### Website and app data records

+ + + +

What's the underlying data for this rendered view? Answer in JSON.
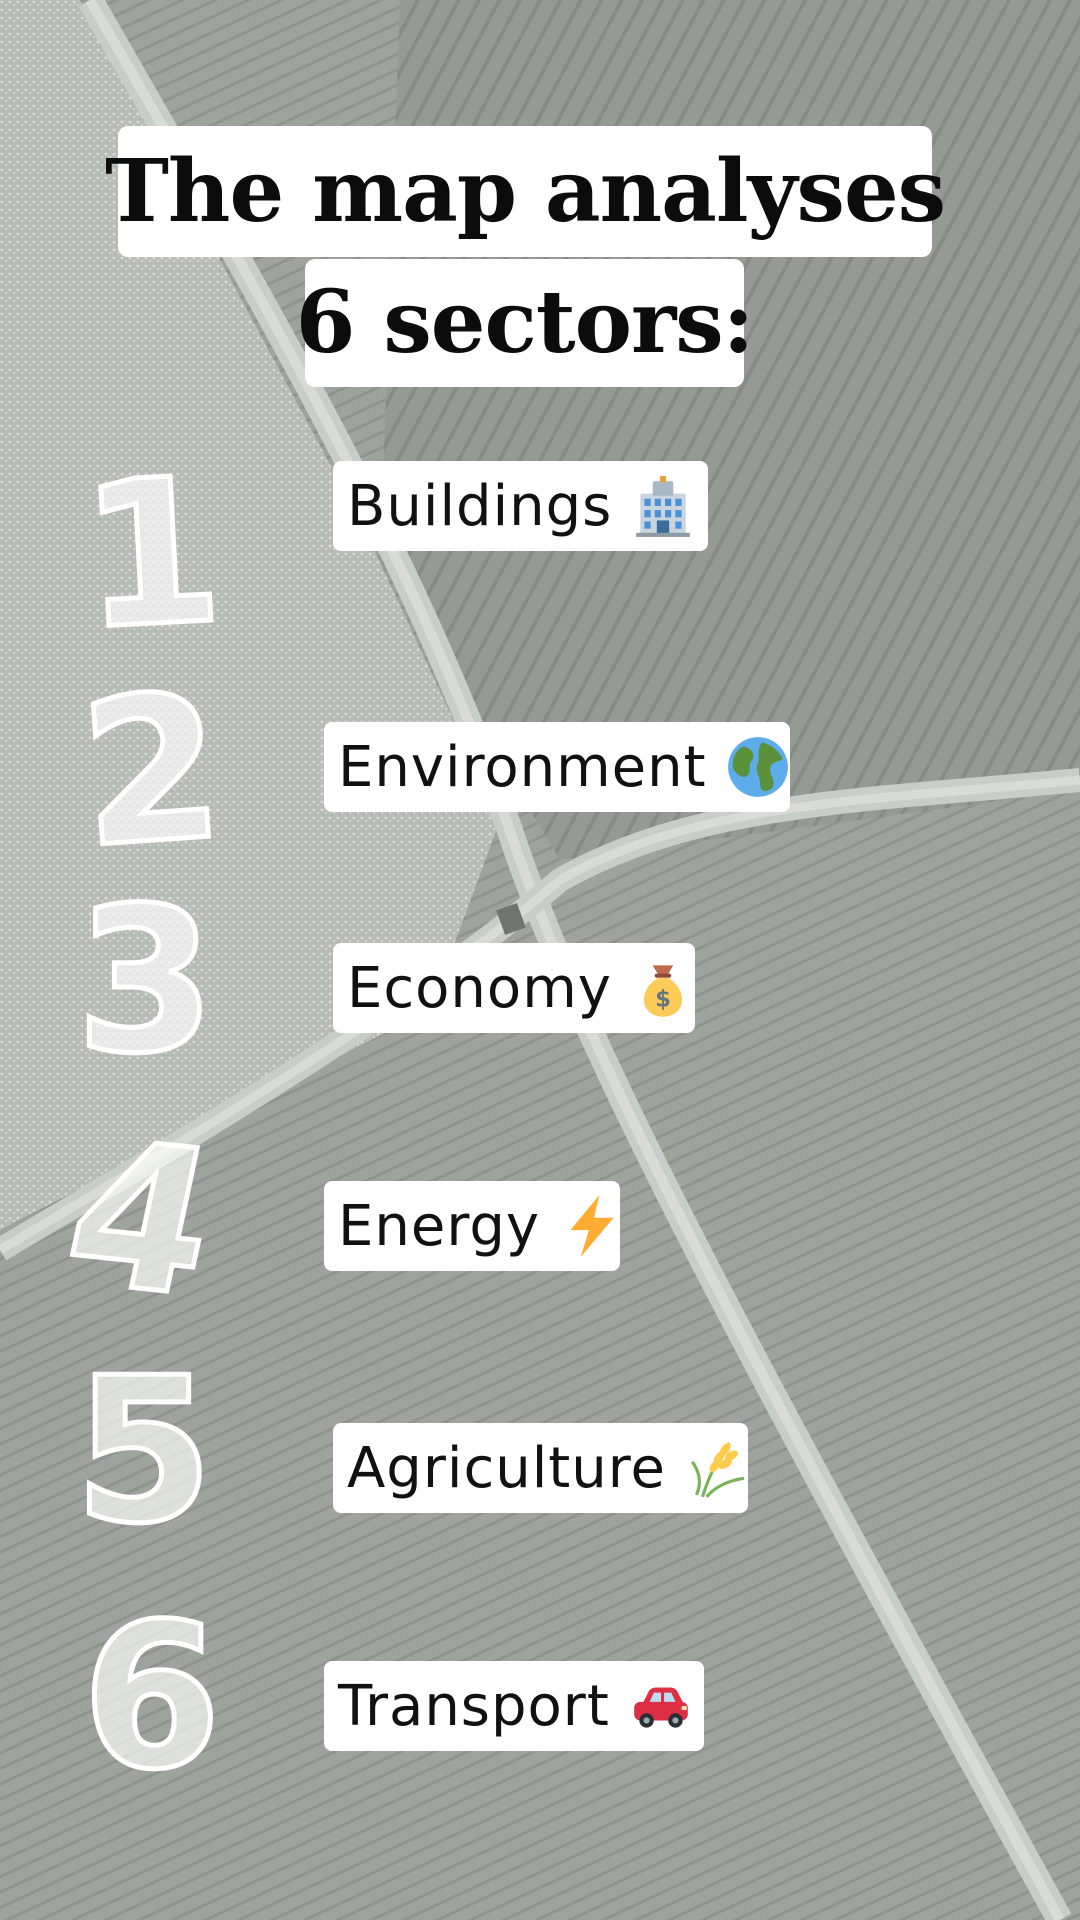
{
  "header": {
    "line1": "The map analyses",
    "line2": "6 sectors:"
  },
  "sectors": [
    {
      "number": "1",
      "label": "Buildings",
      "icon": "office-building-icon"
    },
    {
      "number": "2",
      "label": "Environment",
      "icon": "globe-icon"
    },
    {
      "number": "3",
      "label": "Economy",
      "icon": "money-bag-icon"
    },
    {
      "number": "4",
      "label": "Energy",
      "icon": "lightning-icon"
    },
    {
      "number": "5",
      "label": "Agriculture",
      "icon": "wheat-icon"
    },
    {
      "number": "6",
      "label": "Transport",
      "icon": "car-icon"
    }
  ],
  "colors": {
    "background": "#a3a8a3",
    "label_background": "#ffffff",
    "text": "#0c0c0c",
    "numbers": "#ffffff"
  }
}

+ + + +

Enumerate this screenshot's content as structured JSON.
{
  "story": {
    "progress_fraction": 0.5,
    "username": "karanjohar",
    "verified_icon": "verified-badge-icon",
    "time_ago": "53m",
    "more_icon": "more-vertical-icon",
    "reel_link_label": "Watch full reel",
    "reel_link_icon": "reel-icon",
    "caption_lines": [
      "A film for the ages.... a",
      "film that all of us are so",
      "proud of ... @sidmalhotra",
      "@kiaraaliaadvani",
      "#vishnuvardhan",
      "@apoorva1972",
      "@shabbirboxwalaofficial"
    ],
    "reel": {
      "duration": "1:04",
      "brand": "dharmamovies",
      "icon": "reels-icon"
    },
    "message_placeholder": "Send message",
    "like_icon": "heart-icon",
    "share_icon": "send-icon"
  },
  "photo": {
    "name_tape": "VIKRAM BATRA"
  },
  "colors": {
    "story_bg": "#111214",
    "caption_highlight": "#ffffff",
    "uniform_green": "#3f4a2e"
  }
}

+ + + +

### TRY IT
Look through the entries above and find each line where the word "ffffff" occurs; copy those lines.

### RESULT OF THIS TASK
    "label_background": "#ffffff",
    "numbers": "#ffffff"
    "caption_highlight": "#ffffff",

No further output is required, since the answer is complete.